The Santa Cruz was first introduced at the 2015 Detroit Auto Show.
Ever since it first debuted in 2015, we’ve been wondering when — or even if — Hyundai was actually going to build the Santa Cruz crossover. Despite repeated assurances it is still coming, we didn’t have much information to go on, until now. Hyundai announced Wednesday it would build the Santa Cruz at its U.S. assembly plant in Montgomery, Alabama. The plant currently builds the Santa Fe crossover as well as the Sonata and Elantra sedans.
Hyundai doesn’t bill the Santa Cruz as a truck, but rather a “compact utility vehicle”. In fact, Hyundai Motor Manufacturing Alabama president and CEO Byungjin Jin refers to it as a crossover. He said of the recent announcement, “Bringing the Santa Cruz to HMMA demonstrates that Hyundai Motor Company is confident our more than 3,000 team members are ready to build a quality crossover for the U.S. market.” We never were in doubt that it would be a unibody design like the Honda Ridgeline, but Hyundai is going one step further by saying its crossover creates a new segment “that successfully combines capability and utility to meet the unspoken needs of a new generation of buyers, especially millennials.”
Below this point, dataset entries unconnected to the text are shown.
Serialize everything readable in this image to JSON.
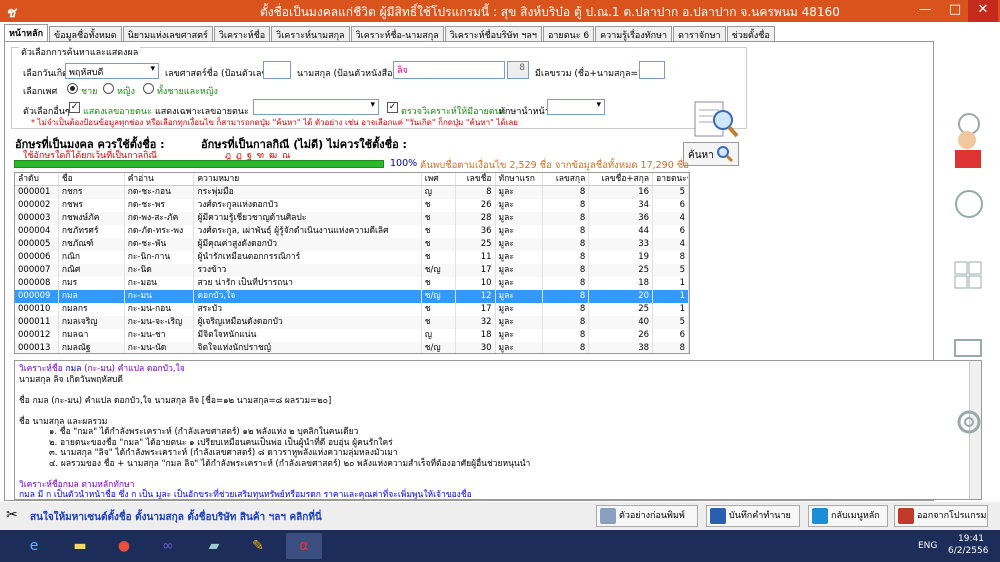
{
  "window": {
    "title": "ตั้งชื่อเป็นมงคลแก่ชีวิต ผู้มีสิทธิ์ใช้โปรแกรมนี้ : สุข  สิงห์บริบ๋อ    ตู้ ป.ณ.1 ต.ปลาปาก อ.ปลาปาก จ.นครพนม 48160",
    "app_glyph": "ช",
    "min": "—",
    "max": "□",
    "close": "✕"
  },
  "tabs": [
    "หน้าหลัก",
    "ข้อมูลชื่อทั้งหมด",
    "นิยามแห่งเลขศาสตร์",
    "วิเคราะห์ชื่อ",
    "วิเคราะห์นามสกุล",
    "วิเคราะห์ชื่อ-นามสกุล",
    "วิเคราะห์ชื่อบริษัท ฯลฯ",
    "อายตนะ 6",
    "ความรู้เรื่องทักษา",
    "ดาราจักษา",
    "ช่วยตั้งชื่อ"
  ],
  "search": {
    "legend": "ตัวเลือกการค้นหาและแสดงผล",
    "birthday_label": "เลือกวันเกิด",
    "birthday_value": "พฤหัสบดี",
    "sum_label": "เลขศาสตร์ชื่อ (ป้อนตัวเลข)",
    "sum_value": "",
    "surname_label": "นามสกุล (ป้อนตัวหนังสือ)",
    "surname_value": "ลิจ",
    "surname_count": "8",
    "total_label": "มีเลขรวม (ชื่อ+นามสกุล=?)",
    "total_value": "",
    "gender_label": "เลือกเพศ",
    "gender_male": "ชาย",
    "gender_female": "หญิง",
    "gender_both": "ทั้งชายและหญิง",
    "other_label": "ตัวเลือกอื่นๆ",
    "show_ayatana": "แสดงเลขอายตนะ",
    "show_only_ayatana": "แสดงเฉพาะเลขอายตนะ",
    "check_ayatana": "ตรวจวิเคราะห์ให้มีอายตนะ",
    "taksa_label": "ทักษานำหน้า",
    "note": "* ไม่จำเป็นต้องป้อนข้อมูลทุกช่อง หรือเลือกทุกเงื่อนไข ก็สามารถกดปุ่ม \"ค้นหา\" ได้  ตัวอย่าง เช่น อาจเลือกแค่ \"วันเกิด\" ก็กดปุ่ม \"ค้นหา\" ได้เลย",
    "search_button": "ค้นหา"
  },
  "section": {
    "auspicious_title": "อักษรที่เป็นมงคล ควรใช้ตั้งชื่อ :",
    "auspicious_value": "ใช้อักษรใดก็ได้ยกเว้นที่เป็นกาลกิณี",
    "kalakini_title": "อักษรที่เป็นกาลกิณี (ไม่ดี) ไม่ควรใช้ตั้งชื่อ :",
    "kalakini_value": "ฎ ฏ ฐ ฑ ฒ ณ"
  },
  "progress": {
    "value": 1.0,
    "percent": "100%",
    "text": "ค้นพบชื่อตามเงื่อนไข 2,529 ชื่อ จากข้อมูลชื่อทั้งหมด 17,290 ชื่อ"
  },
  "table": {
    "headers": [
      "ลำดับ",
      "ชื่อ",
      "คำอ่าน",
      "ความหมาย",
      "เพศ",
      "เลขชื่อ",
      "ทักษาแรก",
      "เลขสกุล",
      "เลขชื่อ+สกุล",
      "อายตนะชื่อ"
    ],
    "rows": [
      [
        "000001",
        "กชกร",
        "กด-ชะ-กอน",
        "กระพุ่มมือ",
        "ญ",
        "8",
        "มูละ",
        "8",
        "16",
        "5"
      ],
      [
        "000002",
        "กชพร",
        "กด-ชะ-พร",
        "วงศ์ตระกูลแห่งดอกบัว",
        "ช",
        "26",
        "มูละ",
        "8",
        "34",
        "6"
      ],
      [
        "000003",
        "กชพงษ์ภัค",
        "กด-พง-สะ-ภัค",
        "ผู้มีความรู้เชี่ยวชาญด้านศิลปะ",
        "ช",
        "28",
        "มูละ",
        "8",
        "36",
        "4"
      ],
      [
        "000004",
        "กชภัทรศร์",
        "กด-ภัด-ทระ-พง",
        "วงศ์ตระกูล, เผ่าพันธุ์ ผู้รู้จักดำเนินงานแห่งความดีเลิศ",
        "ช",
        "36",
        "มูละ",
        "8",
        "44",
        "6"
      ],
      [
        "000005",
        "กชภัณฑ์",
        "กด-ชะ-พัน",
        "ผู้มีคุณค่าสูงดังดอกบัว",
        "ช",
        "25",
        "มูละ",
        "8",
        "33",
        "4"
      ],
      [
        "000006",
        "กณิก",
        "กะ-นิก-กาน",
        "ผู้นำรักเหมือนดอกกรรณิการ์",
        "ช",
        "11",
        "มูละ",
        "8",
        "19",
        "8"
      ],
      [
        "000007",
        "กณิศ",
        "กะ-นิด",
        "รวงข้าว",
        "ช/ญ",
        "17",
        "มูละ",
        "8",
        "25",
        "5"
      ],
      [
        "000008",
        "กมร",
        "กะ-มอน",
        "สวย น่ารัก เป็นที่ปรารถนา",
        "ช",
        "10",
        "มูละ",
        "8",
        "18",
        "1"
      ],
      [
        "000009",
        "กมล",
        "กะ-มน",
        "ดอกบัว,ใจ",
        "ช/ญ",
        "12",
        "มูละ",
        "8",
        "20",
        "1"
      ],
      [
        "000010",
        "กมลกร",
        "กะ-มน-กอน",
        "สระบัว",
        "ช",
        "17",
        "มูละ",
        "8",
        "25",
        "1"
      ],
      [
        "000011",
        "กมลเจริญ",
        "กะ-มน-จะ-เริญ",
        "ผู้เจริญเหมือนดังดอกบัว",
        "ช",
        "32",
        "มูละ",
        "8",
        "40",
        "5"
      ],
      [
        "000012",
        "กมลฉา",
        "กะ-มน-ชา",
        "มีจิตใจหนักแน่น",
        "ญ",
        "18",
        "มูละ",
        "8",
        "26",
        "6"
      ],
      [
        "000013",
        "กมลณัฐ",
        "กะ-มน-นัด",
        "จิตใจแห่งนักปราชญ์",
        "ช/ญ",
        "30",
        "มูละ",
        "8",
        "38",
        "8"
      ]
    ],
    "selected_index": 8
  },
  "detail": {
    "line1_prefix": "วิเคราะห์ชื่อ",
    "line1_name": "กมล",
    "line1_read": "(กะ-มน)",
    "line1_mean": "คำแปล ดอกบัว,ใจ",
    "line2": "นามสกุล ลิจ เกิดวันพฤหัสบดี",
    "line3": "ชื่อ กมล (กะ-มน) คำแปล ดอกบัว,ใจ  นามสกุล ลิจ [ชื่อ=๑๒ นามสกุล=๘ ผลรวม=๒๐]",
    "line4": "ชื่อ นามสกุล และผลรวม",
    "line5": "๑. ชื่อ \"กมล\" ได้กำลังพระเคราะห์ (กำลังเลขศาสตร์) ๑๒  พลังแห่ง ๒ บุคลิกในคนเดียว",
    "line6": "๒. อายตนะของชื่อ \"กมล\" ได้อายตนะ ๑ เปรียบเหมือนคนเป็นพ่อ เป็นผู้นำที่ดี อบอุ่น ผู้คนรักใคร่",
    "line7": "๓. นามสกุล \"ลิจ\" ได้กำลังพระเคราะห์ (กำลังเลขศาสตร์) ๘  ดาวราหูพลังแห่งความลุ่มหลงมัวเมา",
    "line8": "๔. ผลรวมของ ชื่อ + นามสกุล \"กมล ลิจ\" ได้กำลังพระเคราะห์ (กำลังเลขศาสตร์) ๒๐  พลังแห่งความสำเร็จที่ต้องอาศัยผู้อื่นช่วยหนุนนำ",
    "line9": "วิเคราะห์ชื่อกมล ตามหลักทักษา",
    "line10": "กมล มี ก เป็นตัวนำหน้าชื่อ  ซึ่ง ก เป็น มูละ เป็นอักขระที่ช่วยเสริมทุนทรัพย์หรือมรดก ราคาและคุณค่าที่จะเพิ่มพูนให้เจ้าของชื่อ"
  },
  "bottom": {
    "promo": "สนใจให้มหาเซนต์ตั้งชื่อ ตั้งนามสกุล ตั้งชื่อบริษัท  สินค้า ฯลฯ คลิกที่นี่",
    "print_preview": "ตัวอย่างก่อนพิมพ์",
    "save": "บันทึกคำทำนาย",
    "home": "กลับเมนูหลัก",
    "exit": "ออกจากโปรแกรม"
  },
  "taskbar": {
    "lang": "ENG",
    "time": "19:41",
    "date": "6/2/2556"
  },
  "colors": {
    "titlebar": "#d9541c",
    "selected_row": "#3399ff",
    "progress": "#2eb82e",
    "taskbar": "#1c2d59"
  }
}
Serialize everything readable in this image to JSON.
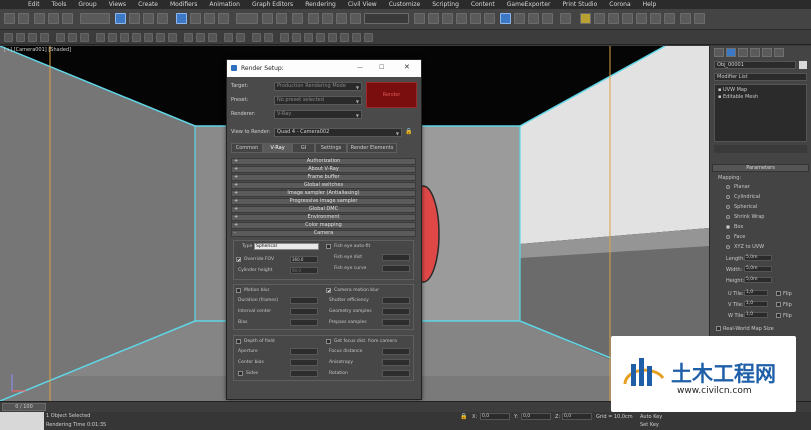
{
  "menu": [
    "Edit",
    "Tools",
    "Group",
    "Views",
    "Create",
    "Modifiers",
    "Animation",
    "Graph Editors",
    "Rendering",
    "Civil View",
    "Customize",
    "Scripting",
    "Content",
    "GameExporter",
    "Print Studio",
    "Corona",
    "Help"
  ],
  "viewport_label": "[+] [Camera001] [Shaded]",
  "render_setup": {
    "title": "Render Setup:",
    "target_label": "Target:",
    "target_value": "Production Rendering Mode",
    "preset_label": "Preset:",
    "preset_value": "No preset selected",
    "renderer_label": "Renderer:",
    "renderer_value": "V-Ray",
    "render_button": "Render",
    "view_label": "View to Render:",
    "view_value": "Quad 4 - Camera002",
    "tabs": [
      "Common",
      "V-Ray",
      "GI",
      "Settings",
      "Render Elements"
    ],
    "rollouts": [
      "Authorization",
      "About V-Ray",
      "Frame buffer",
      "Global switches",
      "Image sampler (Antialiasing)",
      "Progressive image sampler",
      "Global DMC",
      "Environment",
      "Color mapping",
      "Camera"
    ],
    "camera": {
      "type_label": "Type",
      "type_value": "Spherical",
      "fisheye_label": "Fish eye auto-fit",
      "override_fov_label": "Override FOV",
      "override_fov_value": "360.0",
      "fisheye_dist_label": "Fish eye dist",
      "cylinder_height_label": "Cylinder height",
      "cylinder_height_value": "90.0",
      "fisheye_curve_label": "Fish eye curve",
      "motion_blur_label": "Motion blur",
      "camera_motion_blur_label": "Camera motion blur",
      "duration_label": "Duration (frames)",
      "shutter_eff_label": "Shutter efficiency",
      "interval_center_label": "Interval center",
      "geometry_samples_label": "Geometry samples",
      "bias_label": "Bias",
      "prepass_samples_label": "Prepass samples",
      "dof_label": "Depth of field",
      "focus_dist_label": "Get focus dist. from camera",
      "aperture_label": "Aperture",
      "focus_distance_label": "Focus distance",
      "center_bias_label": "Center bias",
      "anisotropy_label": "Anisotropy",
      "sides_label": "Sides",
      "rotation_label": "Rotation"
    }
  },
  "cmd_panel": {
    "object_name": "Obj_00001",
    "modifier_list_label": "Modifier List",
    "stack": [
      "UVW Map",
      "Editable Mesh"
    ],
    "parameters_title": "Parameters",
    "mapping_label": "Mapping:",
    "mapping_options": [
      "Planar",
      "Cylindrical",
      "Spherical",
      "Shrink Wrap",
      "Box",
      "Face",
      "XYZ to UVW"
    ],
    "length_label": "Length:",
    "length_value": "5,0m",
    "width_label": "Width:",
    "width_value": "5,0m",
    "height_label": "Height:",
    "height_value": "5,0m",
    "utile_label": "U Tile:",
    "vtile_label": "V Tile:",
    "wtile_label": "W Tile:",
    "tile_value": "1,0",
    "flip_label": "Flip",
    "realworld_label": "Real-World Map Size"
  },
  "timeline": {
    "frame": "0 / 100"
  },
  "status": {
    "objects": "1 Object Selected",
    "render_time": "Rendering Time 0:01:35",
    "x_label": "X:",
    "y_label": "Y:",
    "z_label": "Z:",
    "x_val": "0,0",
    "y_val": "0,0",
    "z_val": "0,0",
    "grid": "Grid = 10,0cm",
    "autokey": "Auto Key",
    "setkey": "Set Key"
  },
  "watermark": {
    "logo_text": "土木工程网",
    "url": "www.civilcn.com",
    "brand_color": "#1f5fa8"
  }
}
To that end, it’s likely the production Santa Cruz will take on styling and powertrains akin to the Santa Fe crossover. That would mean a slightly different front end design, as well as a small-displacement turbocharged engine. Perhaps Hyundai will fit a V6 option, but no powertrain information is currently available. There was a small turbodiesel in the concept, but seeing as the company dropped it for the production Santa Fe, it’s unlikely we’ll see a diesel Santa Cruz here.
Expanding the Alabama plant
To accommodate Santa Cruz production, Hyundai will undergo a $410 million expansion project. The company claims it will — directly and indirectly — create 1,200 new jobs, either tied to the plant or through suppliers. Hyundai says it will directly hire 200 people to work the additional space in stamping, welding and parts processing areas. Throughout the Montgomery region, local suppliers may create around 1,000 jobs to support building the Santa Cruz.
Hyundai Motor Manufacturing Alabama was opened in 2005. In its 14-1/2 years in operation, it has produced 4.5 million vehicles for the U.S. and global markets. With other manufacturers in the region from Honda and Toyota to Mercedes-Benz, Alabama is the fifth largest car and truck-producing state in the U.S.
While we’re waiting for production model photos to come down, check out TFLtruck’s original coverage from way back in 2015: